AFTER the most disturbing rise in crimes against Asian Americans and Pacific Islanders (AAPI) of the 21st century, a national hate crime tracker reported this week that anti-AAPI hate continues to proliferate across the nation.
Stop AAPI Hate, the national coalition of AAPI organizations dedicated to addressing anti-AAPI discrimination, released new findings on Thursday, Nov. 18 bring the total number of reported AAPI hate incidents and crimes to 10,370 between March 19, 2020 and Sept. 30, 2021.
In addition to the tally, Stop AAPI Hate also conducted a survey between Sept. 21 and Oct. 8 of this year that yielded a concerning statistic: 1 in 5 AAPIs have experienced a hate incident in the past year. In terms of average number, that translates to 4.8 million Asian Americans and 320,000 Pacific Islanders.
According to Stop AAPI Hate, verbal harassment and shunning continue to make up the largest share of types of incidents, comprising about 79% of total incidents.

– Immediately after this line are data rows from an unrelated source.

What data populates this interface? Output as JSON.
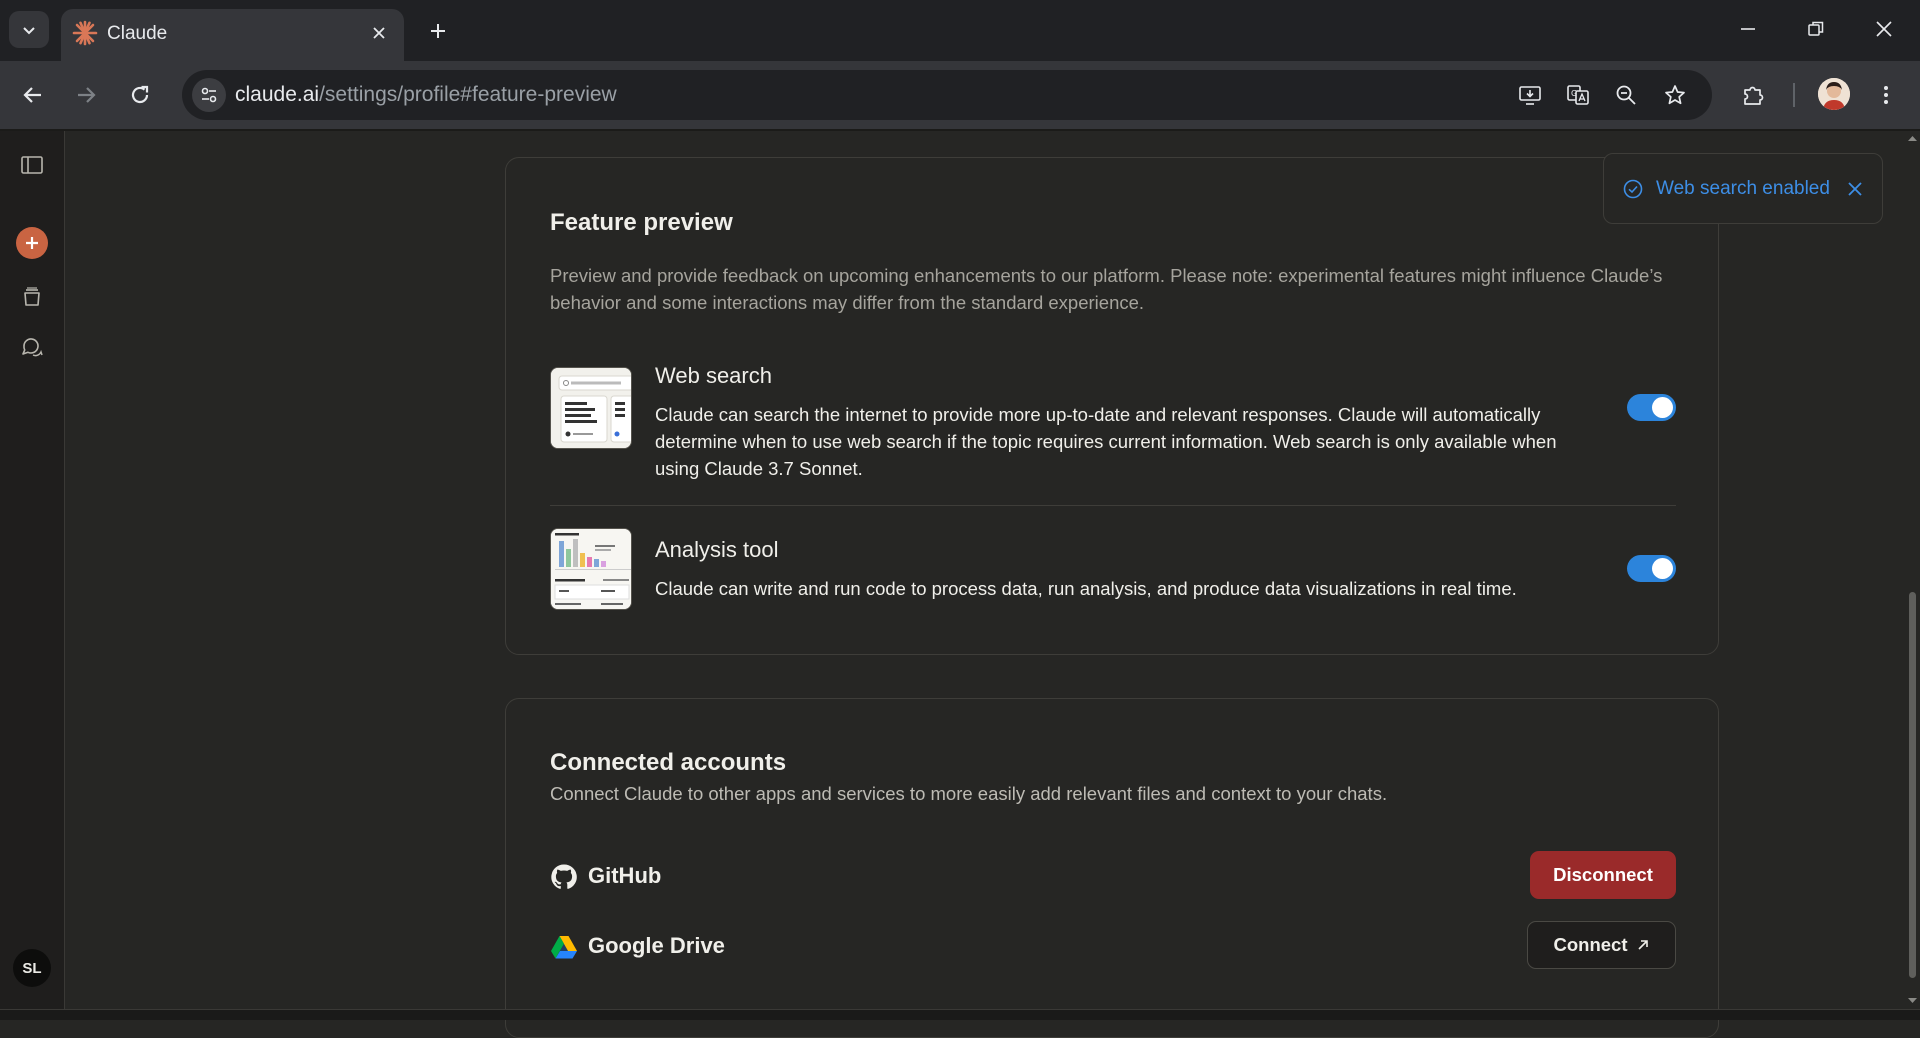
{
  "browser": {
    "tab_title": "Claude",
    "url_host": "claude.ai",
    "url_path": "/settings/profile#feature-preview"
  },
  "sidebar": {
    "user_initials": "SL"
  },
  "feature_preview": {
    "title": "Feature preview",
    "description": "Preview and provide feedback on upcoming enhancements to our platform. Please note: experimental features might influence Claude’s behavior and some interactions may differ from the standard experience.",
    "features": [
      {
        "title": "Web search",
        "description": "Claude can search the internet to provide more up-to-date and relevant responses. Claude will automatically determine when to use web search if the topic requires current information. Web search is only available when using Claude 3.7 Sonnet.",
        "enabled": true
      },
      {
        "title": "Analysis tool",
        "description": "Claude can write and run code to process data, run analysis, and produce data visualizations in real time.",
        "enabled": true
      }
    ]
  },
  "connected_accounts": {
    "title": "Connected accounts",
    "description": "Connect Claude to other apps and services to more easily add relevant files and context to your chats.",
    "accounts": [
      {
        "name": "GitHub",
        "action_label": "Disconnect"
      },
      {
        "name": "Google Drive",
        "action_label": "Connect"
      }
    ]
  },
  "toast": {
    "message": "Web search enabled"
  },
  "colors": {
    "accent_blue": "#2c84db",
    "brand_orange": "#c96442",
    "danger": "#9a2a2a"
  }
}
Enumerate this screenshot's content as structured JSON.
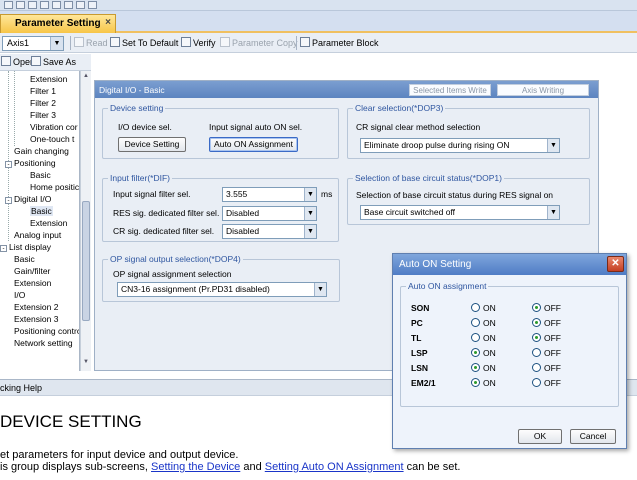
{
  "tab": {
    "title": "Parameter Setting",
    "close": "×"
  },
  "toolbar": {
    "axis": "Axis1",
    "read": "Read",
    "set_default": "Set To Default",
    "verify": "Verify",
    "parameter_copy": "Parameter Copy",
    "parameter_block": "Parameter Block",
    "open": "Open",
    "save_as": "Save As"
  },
  "tree": {
    "items": [
      {
        "label": "Extension"
      },
      {
        "label": "Filter 1"
      },
      {
        "label": "Filter 2"
      },
      {
        "label": "Filter 3"
      },
      {
        "label": "Vibration cor"
      },
      {
        "label": "One-touch t"
      },
      {
        "label": "Gain changing"
      },
      {
        "label": "Positioning"
      },
      {
        "label": "Basic"
      },
      {
        "label": "Home positic"
      },
      {
        "label": "Digital I/O"
      },
      {
        "label": "Basic"
      },
      {
        "label": "Extension"
      },
      {
        "label": "Analog input"
      },
      {
        "label": "List display"
      },
      {
        "label": "Basic"
      },
      {
        "label": "Gain/filter"
      },
      {
        "label": "Extension"
      },
      {
        "label": "I/O"
      },
      {
        "label": "Extension 2"
      },
      {
        "label": "Extension 3"
      },
      {
        "label": "Positioning contro"
      },
      {
        "label": "Network setting"
      }
    ]
  },
  "panel": {
    "title": "Digital I/O - Basic",
    "selected_items_write": "Selected Items Write",
    "axis_writing": "Axis Writing",
    "device_setting": {
      "title": "Device setting",
      "io_label": "I/O device sel.",
      "auto_on_label": "Input signal auto ON sel.",
      "device_button": "Device Setting",
      "auto_on_button": "Auto ON Assignment"
    },
    "clear_selection": {
      "title": "Clear selection(*DOP3)",
      "label": "CR signal clear method selection",
      "value": "Eliminate droop pulse during rising ON"
    },
    "input_filter": {
      "title": "Input filter(*DIF)",
      "filter_label": "Input signal filter sel.",
      "filter_value": "3.555",
      "unit": "ms",
      "res_label": "RES sig. dedicated filter sel.",
      "res_value": "Disabled",
      "cr_label": "CR sig. dedicated filter sel.",
      "cr_value": "Disabled"
    },
    "base_circuit": {
      "title": "Selection of base circuit status(*DOP1)",
      "label": "Selection of base circuit status during RES signal on",
      "value": "Base circuit switched off"
    },
    "op_signal": {
      "title": "OP signal output selection(*DOP4)",
      "label": "OP signal assignment selection",
      "value": "CN3-16 assignment (Pr.PD31 disabled)"
    }
  },
  "help": {
    "header": "cking Help",
    "title": "DEVICE SETTING",
    "p1": "et parameters for input device and output device.",
    "p2_prefix": "is group displays sub-screens, ",
    "link1": "Setting the Device",
    "p2_mid": " and ",
    "link2": "Setting Auto ON Assignment",
    "p2_suffix": " can be set."
  },
  "dialog": {
    "title": "Auto ON Setting",
    "group_title": "Auto ON assignment",
    "on_label": "ON",
    "off_label": "OFF",
    "signals": [
      {
        "name": "SON",
        "state": "OFF"
      },
      {
        "name": "PC",
        "state": "OFF"
      },
      {
        "name": "TL",
        "state": "OFF"
      },
      {
        "name": "LSP",
        "state": "ON"
      },
      {
        "name": "LSN",
        "state": "ON"
      },
      {
        "name": "EM2/1",
        "state": "ON"
      }
    ],
    "ok": "OK",
    "cancel": "Cancel"
  },
  "colors": {
    "tab_active": "#f7c548",
    "panel_header": "#5c84c0",
    "group_title": "#2f56a0",
    "link": "#1a35c8",
    "close_button": "#c43f23"
  }
}
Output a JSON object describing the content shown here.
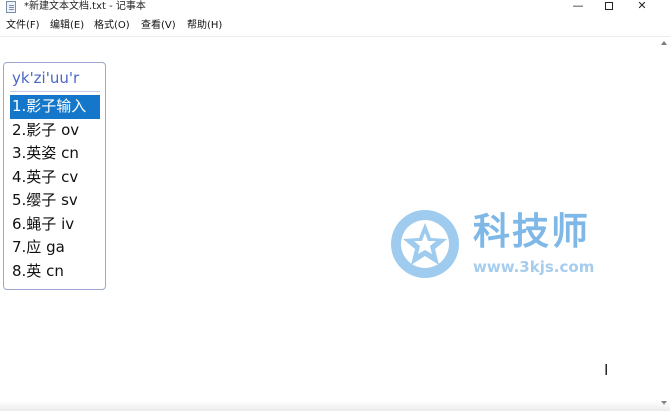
{
  "window": {
    "title": "*新建文本文档.txt - 记事本",
    "minimize_glyph": "—",
    "close_glyph": "✕"
  },
  "menu": {
    "items": [
      "文件(F)",
      "编辑(E)",
      "格式(O)",
      "查看(V)",
      "帮助(H)"
    ]
  },
  "ime": {
    "composition": "yk'zi'uu'r",
    "candidates": [
      "1.影子输入",
      "2.影子 ov",
      "3.英姿 cn",
      "4.英子 cv",
      "5.缨子 sv",
      "6.蝇子 iv",
      "7.应 ga",
      "8.英 cn"
    ],
    "selected_index": 0
  },
  "watermark": {
    "title": "科技师",
    "url": "www.3kjs.com",
    "color": "#7fb8e6"
  },
  "cursor": {
    "glyph": "I"
  }
}
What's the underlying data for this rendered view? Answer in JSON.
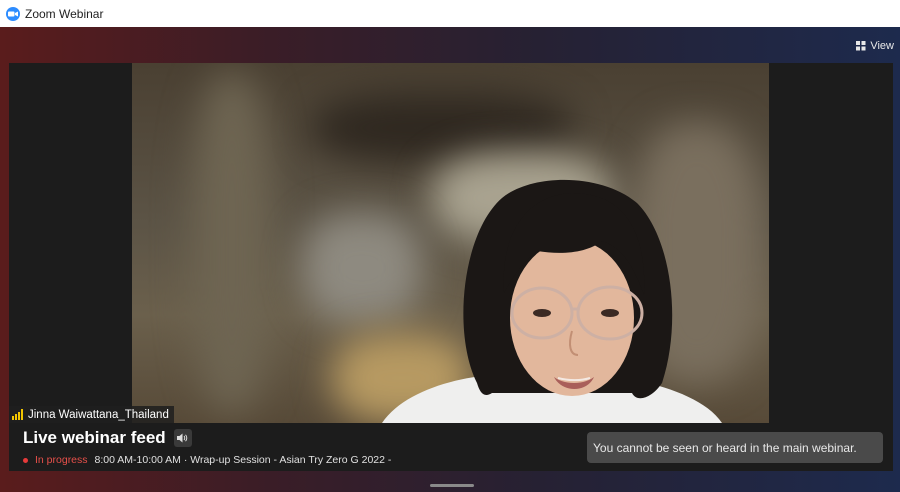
{
  "window": {
    "title": "Zoom Webinar",
    "icon": "zoom-logo"
  },
  "toolbar": {
    "view_label": "View",
    "view_icon": "grid-icon"
  },
  "video": {
    "participant_name": "Jinna Waiwattana_Thailand",
    "signal_icon": "signal-bars-icon",
    "signal_color": "#f2c500"
  },
  "feed": {
    "title": "Live webinar feed",
    "speaker_icon": "speaker-icon",
    "status": "In progress",
    "status_color": "#e6504a",
    "schedule": "8:00 AM-10:00 AM · Wrap-up Session - Asian Try Zero G 2022 -"
  },
  "notice": {
    "text": "You cannot be seen or heard in the main webinar."
  }
}
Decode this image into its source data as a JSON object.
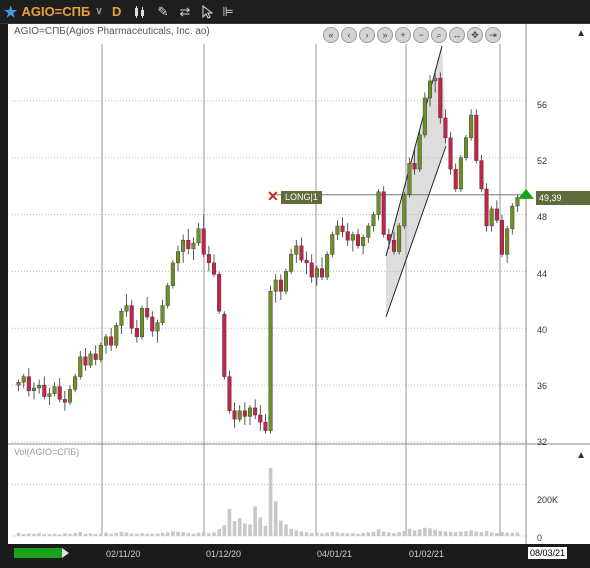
{
  "toolbar": {
    "symbol": "AGIO=СПБ",
    "period": "D",
    "icons": [
      "star-icon",
      "dropdown-icon",
      "candles-icon",
      "draw-icon",
      "trade-icon",
      "cursor-icon",
      "settings-icon"
    ]
  },
  "chart": {
    "title": "AGIO=СПБ(Agios Pharmaceuticals, Inc. ao)",
    "last_price": "49,39",
    "position_label": "LONG|1",
    "y_ticks": [
      "56",
      "52",
      "48",
      "44",
      "40",
      "36",
      "32"
    ],
    "volume_title": "Vol(AGIO=СПБ)",
    "volume_ticks": [
      "200K",
      "0"
    ],
    "x_labels": [
      "02/11/20",
      "01/12/20",
      "04/01/21",
      "01/02/21"
    ],
    "current_date": "08/03/21",
    "colors": {
      "up": "#6f8f26",
      "down": "#c8214a",
      "volume": "#c8c8c8"
    }
  },
  "chart_data": {
    "type": "candlestick",
    "ylim": [
      32,
      60
    ],
    "volume_ylim": [
      0,
      280000
    ],
    "candles": [
      [
        36.0,
        36.4,
        35.6,
        36.2
      ],
      [
        36.2,
        36.8,
        35.8,
        36.6
      ],
      [
        36.6,
        37.2,
        35.2,
        35.6
      ],
      [
        35.6,
        36.2,
        35.0,
        35.8
      ],
      [
        35.8,
        36.4,
        35.4,
        36.0
      ],
      [
        36.0,
        36.6,
        35.0,
        35.2
      ],
      [
        35.2,
        35.8,
        34.6,
        35.4
      ],
      [
        35.4,
        36.2,
        35.2,
        35.9
      ],
      [
        35.9,
        36.5,
        34.8,
        35.0
      ],
      [
        35.0,
        35.6,
        34.2,
        34.8
      ],
      [
        34.8,
        36.0,
        34.6,
        35.7
      ],
      [
        35.7,
        36.8,
        35.5,
        36.6
      ],
      [
        36.6,
        38.4,
        36.4,
        38.0
      ],
      [
        38.0,
        38.6,
        37.0,
        37.4
      ],
      [
        37.4,
        38.4,
        37.2,
        38.2
      ],
      [
        38.2,
        38.8,
        37.4,
        37.8
      ],
      [
        37.8,
        39.0,
        37.6,
        38.8
      ],
      [
        38.8,
        39.6,
        38.2,
        39.4
      ],
      [
        39.4,
        40.0,
        38.4,
        38.8
      ],
      [
        38.8,
        40.4,
        38.6,
        40.2
      ],
      [
        40.2,
        41.4,
        39.6,
        41.2
      ],
      [
        41.2,
        42.4,
        40.8,
        41.6
      ],
      [
        41.6,
        42.0,
        39.6,
        40.0
      ],
      [
        40.0,
        40.6,
        39.0,
        39.4
      ],
      [
        39.4,
        41.6,
        39.2,
        41.4
      ],
      [
        41.4,
        42.2,
        40.6,
        40.8
      ],
      [
        40.8,
        41.2,
        39.4,
        39.8
      ],
      [
        39.8,
        40.6,
        39.0,
        40.4
      ],
      [
        40.4,
        42.0,
        40.2,
        41.6
      ],
      [
        41.6,
        43.2,
        41.4,
        43.0
      ],
      [
        43.0,
        44.8,
        42.8,
        44.6
      ],
      [
        44.6,
        45.8,
        44.0,
        45.4
      ],
      [
        45.4,
        46.6,
        44.6,
        46.2
      ],
      [
        46.2,
        47.0,
        45.2,
        45.6
      ],
      [
        45.6,
        46.4,
        44.8,
        46.0
      ],
      [
        46.0,
        47.4,
        45.8,
        47.0
      ],
      [
        47.0,
        48.0,
        45.0,
        45.2
      ],
      [
        45.2,
        45.8,
        44.0,
        44.6
      ],
      [
        44.6,
        45.2,
        43.6,
        43.8
      ],
      [
        43.8,
        44.0,
        41.0,
        41.2
      ],
      [
        41.0,
        41.2,
        36.4,
        36.6
      ],
      [
        36.6,
        37.0,
        34.0,
        34.2
      ],
      [
        34.2,
        34.8,
        33.0,
        33.6
      ],
      [
        33.6,
        34.6,
        33.4,
        34.2
      ],
      [
        34.2,
        34.8,
        33.2,
        33.8
      ],
      [
        33.8,
        34.6,
        33.2,
        34.4
      ],
      [
        34.4,
        35.0,
        33.6,
        33.9
      ],
      [
        33.9,
        34.6,
        32.8,
        33.4
      ],
      [
        33.4,
        34.0,
        32.6,
        32.8
      ],
      [
        32.8,
        43.0,
        32.6,
        42.6
      ],
      [
        42.6,
        43.8,
        41.8,
        43.4
      ],
      [
        43.4,
        43.8,
        42.0,
        42.6
      ],
      [
        42.6,
        44.2,
        42.4,
        44.0
      ],
      [
        44.0,
        45.6,
        43.8,
        45.2
      ],
      [
        45.2,
        46.2,
        44.6,
        45.8
      ],
      [
        45.8,
        46.4,
        44.6,
        44.8
      ],
      [
        44.8,
        45.4,
        43.8,
        44.6
      ],
      [
        44.6,
        45.2,
        43.2,
        43.6
      ],
      [
        43.6,
        44.4,
        43.0,
        44.2
      ],
      [
        44.2,
        45.0,
        43.4,
        43.6
      ],
      [
        43.6,
        45.4,
        43.4,
        45.2
      ],
      [
        45.2,
        46.8,
        45.0,
        46.6
      ],
      [
        46.6,
        47.6,
        46.2,
        47.2
      ],
      [
        47.2,
        47.8,
        46.4,
        46.8
      ],
      [
        46.8,
        47.4,
        45.8,
        46.2
      ],
      [
        46.2,
        46.8,
        45.4,
        46.6
      ],
      [
        46.6,
        47.0,
        45.6,
        45.8
      ],
      [
        45.8,
        46.6,
        45.2,
        46.4
      ],
      [
        46.4,
        47.4,
        46.0,
        47.2
      ],
      [
        47.2,
        48.2,
        46.8,
        48.0
      ],
      [
        48.0,
        49.8,
        47.6,
        49.6
      ],
      [
        49.6,
        50.0,
        46.4,
        46.6
      ],
      [
        46.6,
        47.0,
        45.6,
        46.2
      ],
      [
        46.2,
        46.8,
        45.2,
        45.4
      ],
      [
        45.4,
        47.4,
        45.2,
        47.2
      ],
      [
        47.2,
        49.6,
        47.0,
        49.4
      ],
      [
        49.4,
        52.0,
        49.2,
        51.6
      ],
      [
        51.6,
        52.6,
        50.8,
        51.2
      ],
      [
        51.2,
        53.8,
        51.0,
        53.6
      ],
      [
        53.6,
        56.6,
        53.4,
        56.2
      ],
      [
        56.2,
        57.8,
        55.6,
        57.4
      ],
      [
        57.4,
        58.2,
        56.6,
        57.6
      ],
      [
        57.6,
        58.0,
        54.4,
        54.8
      ],
      [
        54.8,
        55.4,
        53.0,
        53.4
      ],
      [
        53.4,
        53.8,
        50.8,
        51.2
      ],
      [
        51.2,
        51.6,
        49.6,
        49.8
      ],
      [
        49.8,
        52.2,
        49.6,
        52.0
      ],
      [
        52.0,
        53.6,
        51.8,
        53.4
      ],
      [
        53.4,
        55.4,
        53.2,
        55.0
      ],
      [
        55.0,
        55.4,
        51.6,
        51.8
      ],
      [
        51.8,
        52.2,
        49.6,
        49.8
      ],
      [
        49.8,
        50.2,
        46.8,
        47.2
      ],
      [
        47.2,
        48.6,
        46.8,
        48.4
      ],
      [
        48.4,
        49.0,
        47.4,
        47.6
      ],
      [
        47.6,
        48.0,
        45.0,
        45.2
      ],
      [
        45.2,
        47.2,
        44.6,
        47.0
      ],
      [
        47.0,
        48.8,
        46.6,
        48.6
      ],
      [
        48.6,
        49.4,
        48.2,
        49.2
      ]
    ],
    "volume": [
      12000,
      8000,
      10000,
      9000,
      11000,
      7000,
      8000,
      9000,
      6000,
      10000,
      8000,
      12000,
      15000,
      9000,
      11000,
      8000,
      10000,
      13000,
      9000,
      12000,
      16000,
      14000,
      10000,
      9000,
      11000,
      8000,
      9000,
      10000,
      12000,
      14000,
      18000,
      16000,
      15000,
      11000,
      9000,
      13000,
      15000,
      12000,
      14000,
      26000,
      42000,
      105000,
      58000,
      70000,
      48000,
      45000,
      115000,
      72000,
      40000,
      265000,
      135000,
      60000,
      45000,
      28000,
      22000,
      18000,
      15000,
      12000,
      14000,
      11000,
      13000,
      16000,
      14000,
      12000,
      10000,
      11000,
      9000,
      12000,
      14000,
      16000,
      26000,
      18000,
      14000,
      12000,
      15000,
      20000,
      28000,
      22000,
      26000,
      32000,
      30000,
      24000,
      20000,
      18000,
      16000,
      15000,
      17000,
      19000,
      22000,
      18000,
      16000,
      20000,
      14000,
      12000,
      15000,
      13000,
      12000,
      14000
    ]
  }
}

Like previous findings, a majority of incidents take place in public, and women — who comprise 62% of the reports — are more likely to be the targets.
Stop AAPI Hate’s finding coincides with other survey findings. Last month, a survey from NPR and Harvard found that 1 in 4 Asian Americans feared their families would be attacked because of their race. In the spring, Morning Consult relased a report that found that 3 in 5 Asian adults feel that the rise in anti-Asian harassment and violence greatly affected their mental health.
Notably, Asian American respondents with a high school education (41.2%) are experiencing hate twice as much as those with college degrees (19.8%). One in three Asian American parents also reported their child was targeted in a hate incident at school.
“It’s tragic but not surprising that Asian Americans with lower education levels are experiencing more hate,” said Cynthia Choi, co-founder of Stop AAPI Hate and co-executive director of Chinese for Affirmative Action, in a statement. “Anti-Asian hate is tied to systemic racism against our community. Stopping hate is not about quick fixes like law enforcement but about deeper investment in our communities.”
The hate crime tracker — which gathers self-reported hate incidents via website submissions — has been tracking anti-Asian hate since the beginning of the pandemic when anti-Asian xenophobic harassment began rising. Stop AAPI Hate has been among the leading organizations pushing for more community-based solutions and investment from lawmakers to prioritize solutions that address anti-AAPI harassment, discrimination, and violence.
“The levels of Asian American children experiencing hate in school is devastatingly high,” Russell Jeung, co-founder of Stop AAPI Hate and professor of Asian American Studies at San Francisco State University, said in a statement. “There needs to be an urgent push toward incorporating solutions that promote racial understanding in schools, including through investment in Ethnic Studies.”
Victims can anonymously report the details of an incident on the website after which they will prompted questions about how they feel about what happened and if they’ve sought any legal or emotional counsel. (Klarize Medenilla/AJPress)